Her former advisor, a fellow faculty member, prevails on Ms. Adler to travel to Nepal to inquire into the life and times of a former fellow undergraduate student of Irene’s, a Margot Smith, who’s in Nepal doing research on one of that country’s goddesses, one Chwwaassa Dyo. The problem is that there appears to something awry with Margot and her physician husband and Adler is supposed to sort things out. What needs sorting turns out to be only part of the story. Irene agrees to go half-way around the world to see a woman she barely knows. From this most unlikely beginning, the plot drives poor Adler into one complexity after another.

Her assignment clearly has unstated dimensions about which neither we readers nor Irene Adler herself are clear. Now, Nepal is an exotic nation from which assaults on Mount Everest are mounted and the ubiquitous Sherpa play a  important part, as do digital cameras, former Cold War adversaries, political unrest in the country, and a whole series of meddlesome individuals who seem to still show up on the fringes of the former English Empire.

The novel winds its way through a variety of conflicts among wanderers, a boorish American tourist couple, and murder and bomb blasts. At times the narrative suffers from a pedestrian pace and some lapses of editing discipline over the point of view. Still, the story is interesting, Irene is definitely a character to build a series around, the exotic setting in and around Katmandu is, well, exotic, and a satisfactory conclusion is fashioned. I think four stars in too strong a rating, but the novel is more enjoyable than three stars would indicate. Sample the novel and make your own judgment.

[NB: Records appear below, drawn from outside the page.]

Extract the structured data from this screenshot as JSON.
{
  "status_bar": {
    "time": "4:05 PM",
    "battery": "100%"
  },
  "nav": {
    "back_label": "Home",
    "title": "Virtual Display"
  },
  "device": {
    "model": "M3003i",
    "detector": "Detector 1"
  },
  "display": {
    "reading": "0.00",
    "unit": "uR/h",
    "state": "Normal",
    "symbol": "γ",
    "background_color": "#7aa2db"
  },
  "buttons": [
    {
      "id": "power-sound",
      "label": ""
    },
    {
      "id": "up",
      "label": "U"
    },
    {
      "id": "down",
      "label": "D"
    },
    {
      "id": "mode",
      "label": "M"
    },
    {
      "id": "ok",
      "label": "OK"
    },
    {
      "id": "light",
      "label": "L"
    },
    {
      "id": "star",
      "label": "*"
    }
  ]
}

Reviewed by Carl Brookins, July 2013.
Author of Red Sky, Devils Island, Hard Cheese, Reunion.